The political battles have already heated up.
The most notable presidential candidates trading shots are Hillary Clinton and Barrack Obama.
Clinton is accusing Obama of being frustrated with his recent losses in Nevada and New Hampshire and of not backing up his actions.
Continuing the fight, Obama retaliated saying Clinton would do anything to fudge the truth.
The South Carolina primaries are on Saturday, and the Monday night exchange between the two proves one thing: the worst is yet to come.
What more could we expect from presidential hopefuls?
Our country needs change, and the one thing that politicians fail to change about themselves is their inability to fight a fair fight.
Do candidates really believe that American citizens enjoy or want to hear them fight over their usually small differences?
In fact, do American citizens even believe half of what politicians are promising our country in the first place?
After eight years of President Bush’s control over the United States, it’s true that we as a people are ready for change.
However, the changes that these candidates promise to make are overshadowed by their failed attempts to get along during debates.
How are we as a people supposed to trust a presidential candidate to control and make important decisions when neither side, Republican or Democrat, can simply agree to disagree in a civil manner?
I fully realize these people are battling for the most powerful position in the world, but throwing personal attacks at each other doesn’t prove their worth or credentials to be our leader.
The day that one of our candidates accepts that a foe has a good plan and recognizes it publicly during a debate will be a milestone worth noting.
Imagine Clinton agreeing with one of Obama’s plans and saying, I agree with Mr. Obama and he has a good idea, but I would change it slightly in this way, without a political attack to go along with it.
The rise in support would be substantial.
But then again, these are politicians. Why would we ever expect a reasonable amount of hospitality and humility?
The fact is, they don’t have all the answers, as much as they would love for us to believe so.
I don’t have any confidence that any of the presidential candidates will lower taxes substantially.
I also don’t believe that college tuition will be lowered, no matter how much they promise.
The candidates get so invloved with changing every little thing about our country, they fail to change much at all.
I would go as far as to say that the presidential hopefuls care more about bashing each other than about what is important to U.S. citizens.
This election is about more than the differences between our choices of future leaders, but the candidates don’t see that.
It would be absurd to think that these people should, or will ever like each other, but what is one of the first things you learn in debate or argumentation classes?
Know your facts.
Don’t make promises you can’t keep.
Use your opponents weakness to your advantage.
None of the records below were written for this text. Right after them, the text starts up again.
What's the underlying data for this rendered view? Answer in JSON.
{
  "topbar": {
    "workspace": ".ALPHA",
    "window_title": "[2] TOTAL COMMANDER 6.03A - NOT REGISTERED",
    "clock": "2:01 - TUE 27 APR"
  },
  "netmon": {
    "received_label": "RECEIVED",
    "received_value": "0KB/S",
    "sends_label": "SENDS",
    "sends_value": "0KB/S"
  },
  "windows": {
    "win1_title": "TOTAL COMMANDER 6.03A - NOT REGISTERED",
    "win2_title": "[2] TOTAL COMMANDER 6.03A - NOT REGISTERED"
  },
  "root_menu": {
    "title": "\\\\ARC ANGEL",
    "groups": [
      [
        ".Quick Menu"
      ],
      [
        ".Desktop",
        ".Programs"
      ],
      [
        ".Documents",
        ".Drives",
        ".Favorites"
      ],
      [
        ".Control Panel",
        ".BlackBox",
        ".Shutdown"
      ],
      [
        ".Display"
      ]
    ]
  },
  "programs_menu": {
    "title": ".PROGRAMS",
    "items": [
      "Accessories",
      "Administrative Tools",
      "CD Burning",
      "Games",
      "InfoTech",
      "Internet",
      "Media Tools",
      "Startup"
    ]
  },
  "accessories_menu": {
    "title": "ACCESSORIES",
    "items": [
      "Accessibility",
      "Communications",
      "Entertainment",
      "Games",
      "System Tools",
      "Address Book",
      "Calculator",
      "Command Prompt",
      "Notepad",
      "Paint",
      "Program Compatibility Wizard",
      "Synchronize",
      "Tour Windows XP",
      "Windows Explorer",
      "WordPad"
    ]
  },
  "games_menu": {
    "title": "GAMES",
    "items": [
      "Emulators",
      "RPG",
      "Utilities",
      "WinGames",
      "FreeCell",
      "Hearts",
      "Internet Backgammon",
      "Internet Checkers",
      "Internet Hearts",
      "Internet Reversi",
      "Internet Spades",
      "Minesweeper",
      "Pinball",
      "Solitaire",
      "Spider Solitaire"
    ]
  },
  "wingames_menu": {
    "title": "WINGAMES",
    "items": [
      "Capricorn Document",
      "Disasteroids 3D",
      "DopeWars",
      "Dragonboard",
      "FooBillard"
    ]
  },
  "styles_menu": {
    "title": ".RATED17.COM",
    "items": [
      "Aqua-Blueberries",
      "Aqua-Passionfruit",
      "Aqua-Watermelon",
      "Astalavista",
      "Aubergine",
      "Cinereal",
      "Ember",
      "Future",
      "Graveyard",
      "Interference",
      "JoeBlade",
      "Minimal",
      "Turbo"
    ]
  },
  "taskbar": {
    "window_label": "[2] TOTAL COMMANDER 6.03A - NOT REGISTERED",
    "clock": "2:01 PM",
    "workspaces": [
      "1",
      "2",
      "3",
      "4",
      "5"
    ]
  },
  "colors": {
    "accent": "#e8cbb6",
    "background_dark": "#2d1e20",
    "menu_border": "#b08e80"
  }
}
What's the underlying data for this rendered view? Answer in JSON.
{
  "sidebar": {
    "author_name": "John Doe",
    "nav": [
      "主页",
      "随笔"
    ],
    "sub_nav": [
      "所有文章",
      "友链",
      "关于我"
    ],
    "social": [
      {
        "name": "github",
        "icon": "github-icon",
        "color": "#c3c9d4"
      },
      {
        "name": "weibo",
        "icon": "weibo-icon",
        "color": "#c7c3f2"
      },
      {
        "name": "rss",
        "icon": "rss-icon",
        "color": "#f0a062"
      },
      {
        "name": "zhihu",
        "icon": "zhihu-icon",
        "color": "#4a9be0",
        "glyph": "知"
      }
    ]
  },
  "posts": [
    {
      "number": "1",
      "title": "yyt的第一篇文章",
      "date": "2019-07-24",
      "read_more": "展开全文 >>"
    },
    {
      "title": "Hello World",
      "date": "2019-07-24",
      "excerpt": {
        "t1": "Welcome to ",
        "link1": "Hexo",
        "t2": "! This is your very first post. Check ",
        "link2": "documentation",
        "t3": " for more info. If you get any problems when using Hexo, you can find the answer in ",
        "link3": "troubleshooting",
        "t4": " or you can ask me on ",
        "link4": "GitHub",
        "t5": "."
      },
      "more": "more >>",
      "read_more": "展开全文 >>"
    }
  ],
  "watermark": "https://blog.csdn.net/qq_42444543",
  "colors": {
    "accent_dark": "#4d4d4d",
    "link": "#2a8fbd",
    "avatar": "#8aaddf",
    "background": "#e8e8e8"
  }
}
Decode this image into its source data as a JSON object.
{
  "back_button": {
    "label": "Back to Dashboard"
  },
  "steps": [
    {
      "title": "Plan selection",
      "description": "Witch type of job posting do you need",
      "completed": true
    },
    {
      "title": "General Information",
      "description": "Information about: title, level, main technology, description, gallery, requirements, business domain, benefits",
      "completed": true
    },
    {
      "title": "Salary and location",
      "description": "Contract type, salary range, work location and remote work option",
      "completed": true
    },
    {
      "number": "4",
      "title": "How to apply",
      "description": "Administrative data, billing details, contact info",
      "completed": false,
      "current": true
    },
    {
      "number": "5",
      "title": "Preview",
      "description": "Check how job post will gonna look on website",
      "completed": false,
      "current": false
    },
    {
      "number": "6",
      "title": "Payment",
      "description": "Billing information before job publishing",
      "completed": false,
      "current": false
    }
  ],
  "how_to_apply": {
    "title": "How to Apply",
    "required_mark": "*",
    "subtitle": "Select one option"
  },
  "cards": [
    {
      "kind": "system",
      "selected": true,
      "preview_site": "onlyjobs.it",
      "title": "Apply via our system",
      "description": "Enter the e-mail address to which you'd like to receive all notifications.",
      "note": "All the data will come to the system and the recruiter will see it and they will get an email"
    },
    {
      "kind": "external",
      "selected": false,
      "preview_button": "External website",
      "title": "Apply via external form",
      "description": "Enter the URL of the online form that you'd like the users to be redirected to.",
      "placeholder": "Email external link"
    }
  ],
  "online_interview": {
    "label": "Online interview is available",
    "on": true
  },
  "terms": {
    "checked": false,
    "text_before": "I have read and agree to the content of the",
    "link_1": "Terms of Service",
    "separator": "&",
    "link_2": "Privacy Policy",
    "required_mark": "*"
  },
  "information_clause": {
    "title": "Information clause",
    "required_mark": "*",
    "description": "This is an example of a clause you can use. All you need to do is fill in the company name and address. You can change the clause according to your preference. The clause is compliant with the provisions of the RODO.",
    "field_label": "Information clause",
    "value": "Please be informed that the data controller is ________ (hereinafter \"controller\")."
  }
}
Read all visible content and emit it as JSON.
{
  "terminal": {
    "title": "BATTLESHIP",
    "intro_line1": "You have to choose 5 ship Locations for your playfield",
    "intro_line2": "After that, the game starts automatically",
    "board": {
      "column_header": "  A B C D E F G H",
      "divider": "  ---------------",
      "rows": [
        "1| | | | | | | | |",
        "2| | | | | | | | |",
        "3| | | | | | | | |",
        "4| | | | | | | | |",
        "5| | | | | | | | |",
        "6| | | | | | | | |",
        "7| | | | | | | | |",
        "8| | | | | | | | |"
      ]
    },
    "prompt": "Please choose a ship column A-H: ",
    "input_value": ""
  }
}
At no university in the U.S. would a professor tell you to yell at your opponent and call them a liar.
If your best come back is that someone is a liar, why even say it?
Don’t bicker. Resolve.
The last thing our country needs is our future leaders to think they know everything and that they have the perfect plan.
They don’t, and we will never believe that they do.